That was the first time we ever considered kayaking. We bought a little inflatable boat…
…and took it on some ridiculous trips. One of the very first was through the wild tidal waters round Bardsey Island. What possessed us to begin like that, I have no idea. (It's fitting, though, that the section of The Frayed Atlantic Edge that's about the Bardsey poet Christine Evans is perhaps my favourite part of the book). 

We found beautiful places to spend time where we could launch onto the sea from the door each morning:

And we quickly realised that we were deeply, deeply in love with this small-boats-at-sea lark: we upgraded to sea kayaks, surf kayaks & other properly ocean-worthy vessels. 

This being Llinos’ main outdoors pursuit, & a uniquely versatile way to travel & adventure without using legs, she quickly became an aficionado not just of gentle seas but of exactly the kind of conditions that cast terror into the hearts of many kayakers. Over the years I’ve ended up with countless pictures of her plunging joyously through horrendous conditions: 
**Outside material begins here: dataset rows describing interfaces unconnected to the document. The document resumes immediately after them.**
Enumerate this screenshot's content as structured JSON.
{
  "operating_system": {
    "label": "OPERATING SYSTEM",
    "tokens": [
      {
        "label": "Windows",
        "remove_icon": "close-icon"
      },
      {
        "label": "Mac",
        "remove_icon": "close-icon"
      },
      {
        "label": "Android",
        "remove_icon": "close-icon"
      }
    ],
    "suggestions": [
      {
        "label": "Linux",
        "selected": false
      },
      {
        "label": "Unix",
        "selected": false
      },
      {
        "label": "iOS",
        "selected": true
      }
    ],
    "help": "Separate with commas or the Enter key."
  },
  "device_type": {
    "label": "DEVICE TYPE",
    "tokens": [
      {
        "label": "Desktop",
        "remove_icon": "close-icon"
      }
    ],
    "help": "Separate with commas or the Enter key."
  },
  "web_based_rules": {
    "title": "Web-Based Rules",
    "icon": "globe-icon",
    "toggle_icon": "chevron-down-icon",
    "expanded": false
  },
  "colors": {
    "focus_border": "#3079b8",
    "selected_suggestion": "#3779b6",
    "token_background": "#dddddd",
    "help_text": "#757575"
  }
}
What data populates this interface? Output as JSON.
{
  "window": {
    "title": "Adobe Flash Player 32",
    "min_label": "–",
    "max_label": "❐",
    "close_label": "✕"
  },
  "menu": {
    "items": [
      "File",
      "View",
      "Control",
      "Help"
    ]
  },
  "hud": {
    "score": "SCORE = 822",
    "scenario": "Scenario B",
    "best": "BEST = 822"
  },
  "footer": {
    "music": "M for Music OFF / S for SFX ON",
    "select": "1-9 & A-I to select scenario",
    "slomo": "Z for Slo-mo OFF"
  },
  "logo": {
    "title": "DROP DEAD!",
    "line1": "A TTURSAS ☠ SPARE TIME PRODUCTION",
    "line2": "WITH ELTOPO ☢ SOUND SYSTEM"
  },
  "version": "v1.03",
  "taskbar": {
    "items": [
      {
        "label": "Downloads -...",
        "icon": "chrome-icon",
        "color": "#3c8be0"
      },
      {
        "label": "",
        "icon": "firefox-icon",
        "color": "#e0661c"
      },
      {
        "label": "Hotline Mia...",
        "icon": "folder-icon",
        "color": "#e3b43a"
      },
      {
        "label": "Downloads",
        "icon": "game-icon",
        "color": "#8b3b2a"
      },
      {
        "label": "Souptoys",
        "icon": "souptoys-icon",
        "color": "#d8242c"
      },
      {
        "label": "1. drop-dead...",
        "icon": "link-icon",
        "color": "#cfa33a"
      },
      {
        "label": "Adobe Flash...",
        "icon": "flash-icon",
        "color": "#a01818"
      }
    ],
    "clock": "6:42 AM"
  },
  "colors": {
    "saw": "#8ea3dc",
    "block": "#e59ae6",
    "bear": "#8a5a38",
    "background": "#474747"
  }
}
Now, kayaking is a huge part of her life: she’s part of the Team GB Paralympic squad, training several times a week. Here she is in the national championships:

Little would either of us have guessed, when we picked up that first inflatable kayak, that a few years later Llinos would be a Paralympic kayaker & I’d be forming a large chunk of my life & career around long-distance ocean kayak trips like this one:
Naturally enough, when it came to doing the journey marked on this map, Llinos joined me for some stretches. We had a particularly glorious few days kayaking the coast of County Mayo, with a voyage out to the Stags of Broadhaven (a set of spectacular sea rocks several kilometres offshore) which has stuck in my memory as the most inspiring rough-sea kayak I’ve ever done: eight hours immersed in spray, battling with a savage, beautiful sea. This was taken, leaning from the edge of the cliff, looking down from a Stag at Llinos on the water…
...all day, seals surged up to us out of seafoam. In the cold ferocity of the gale it felt miraculous that this was a natural habitat of warm-blooded creatures, and it was strange and wonderful to realise how different their perspective on this everyday maelstrom must be...

The next photo is Llinos cruising some of the steep & unpredictable swell: to me this is a far scarier picture than any of those in surf above – one look at it just brings back how demanding the task of keeping balance on these particular waves was. They're many metres high: in viewing this picture, imagine the watery abyss between these two visible crests. Then imagine plunging, like a skier, down the slopes, before clawing your way back up the mountain of water building rapidly in front of you. And think of the waves of different scales crossing and clashing: ski slopes shifting in every dimension and only the thinnest shell of carbon fibre to separate you from their writhing...
And we sat out Christmas during the trip on the Coigach & Assynt coastlines, kayak plans thwarted by storms, & Christmas dinner blowing across the beach: 

While all this was going on, however, we were each gradually realising that our visions of the future, and our plans for our ideal lives, weren't as compatible as we'd once thought, and that neither of us would necessarily be happy in the future the other wanted. So, around a year ago, we came to terms with the idea that, while staying the best of friends - and kayaking partners - we'd need to pursue separate futures. We're still full of respect for each other's choices, and committed to not losing what allows us to work so well together on the water: the strangely similar attitude to the idea that moments of oceanic wonder are worth almost any degree of hardship, and that the battle with a turbulent sea is, in and of itself, a thing of extraordinary beauty.
All this means that The Frayed Atlantic Edge - with its dedication to Llinos, & her immense influence on its perspective – stands as a monument to what was the richest & most wonderful of relationships. It’s a strange feeling to be going into the next stage of life uncoupled from a partnership that has defined our identities since we were teenagers. But for both of us the future feels like an adventure…